You see, Sandy’s husband is a journalist and she once confided in me that after her husband read something I’d sent in my capacity as email list manager he remarked on my proper use of a hyphen. So anytime I hyphenate a word I think of what Sandy’s husband said and I’d smile. I even remember exactly where she told me this — in the parking lot of the school.

Monday night, when I heard that Sandy had died, I found the journal of her illness on the CaringBridge site. When I awoke at 3:00 am, unable to sleep I opened the journal in my tablet, having bookmarked it before I went to bed. I read about her diagnoses with an aggressive form of liver cancer and how she fought it, first with surgery then chemo-therapy then radioembolization. I read how, despite the pain she walked, at least around the block, most days. I read her post to her readers when she made the decision to stop treatment and enter hospice. I read about her death a few weeks later.

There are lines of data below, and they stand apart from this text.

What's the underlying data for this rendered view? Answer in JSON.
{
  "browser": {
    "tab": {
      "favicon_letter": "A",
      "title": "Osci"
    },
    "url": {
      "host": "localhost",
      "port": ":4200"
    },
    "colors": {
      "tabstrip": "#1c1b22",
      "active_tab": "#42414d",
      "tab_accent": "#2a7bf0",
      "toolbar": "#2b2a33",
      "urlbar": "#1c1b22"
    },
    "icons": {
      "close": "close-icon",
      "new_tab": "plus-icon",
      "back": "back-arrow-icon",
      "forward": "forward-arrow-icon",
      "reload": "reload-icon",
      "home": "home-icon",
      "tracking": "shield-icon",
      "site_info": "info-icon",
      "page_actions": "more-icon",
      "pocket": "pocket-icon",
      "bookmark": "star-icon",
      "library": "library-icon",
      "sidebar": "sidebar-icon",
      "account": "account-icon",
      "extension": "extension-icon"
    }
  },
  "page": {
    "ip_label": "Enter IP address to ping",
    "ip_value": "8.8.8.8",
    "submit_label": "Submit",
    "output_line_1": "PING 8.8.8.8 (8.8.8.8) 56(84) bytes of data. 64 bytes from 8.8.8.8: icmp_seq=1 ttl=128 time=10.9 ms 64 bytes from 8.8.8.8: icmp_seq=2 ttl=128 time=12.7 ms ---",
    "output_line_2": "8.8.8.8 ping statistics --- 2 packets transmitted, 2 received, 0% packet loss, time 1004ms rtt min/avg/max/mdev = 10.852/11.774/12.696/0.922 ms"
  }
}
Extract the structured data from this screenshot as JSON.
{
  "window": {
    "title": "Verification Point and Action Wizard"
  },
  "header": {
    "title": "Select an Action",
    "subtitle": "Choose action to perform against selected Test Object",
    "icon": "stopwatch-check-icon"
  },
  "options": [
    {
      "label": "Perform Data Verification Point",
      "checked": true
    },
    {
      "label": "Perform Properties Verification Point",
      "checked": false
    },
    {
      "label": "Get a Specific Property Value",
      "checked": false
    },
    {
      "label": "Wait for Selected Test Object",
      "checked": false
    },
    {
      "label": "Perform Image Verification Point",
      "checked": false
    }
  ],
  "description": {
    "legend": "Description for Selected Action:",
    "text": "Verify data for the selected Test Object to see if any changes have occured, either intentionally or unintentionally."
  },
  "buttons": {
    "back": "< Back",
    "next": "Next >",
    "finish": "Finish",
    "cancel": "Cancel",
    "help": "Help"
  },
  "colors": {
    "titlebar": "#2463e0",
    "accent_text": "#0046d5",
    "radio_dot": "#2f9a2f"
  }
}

The rest of that night (I never went back to sleep) and the next day and the next sleepless night I kept going over one thing that I’d read in the journal. That she would try to walk at least around the block each day. I know her block and it is a very big block. I was hugely ashamed of myself because I am fine and willingly stay in the house, sometimes for days. I never walk around the block, although one of my promises to myself was to take walks during the day.

Last night, I made a decision. I was going to work on everything that makes me angry at myself — my diet — my lifestyle — my procrastination — my lack of exercise — the list goes on. I’ve become nearly a recluse since — well for a while. Maybe learning about my mom was part of it — but that fact about Sandy walking around the very large block was like a “thanks I needed that” slap in the face.

I finally fell asleep last night — somewhere around 3 am. I dreamed I was in a crowded room of friends of Sandy. Then Sandy entered the room wearing a beautiful blue flowered dress and walked up to me and gave me a hug and I told her about her husband’s hyphen comment and what it meant to me and what her kindness meant to me.

This morning I woke up more awake and happier than I’d waken up in months. I kept saying, “I’m happy! I’m really happy.”

I did take that walk today — just around the block today, and you know what — I felt like Sandy was there with me.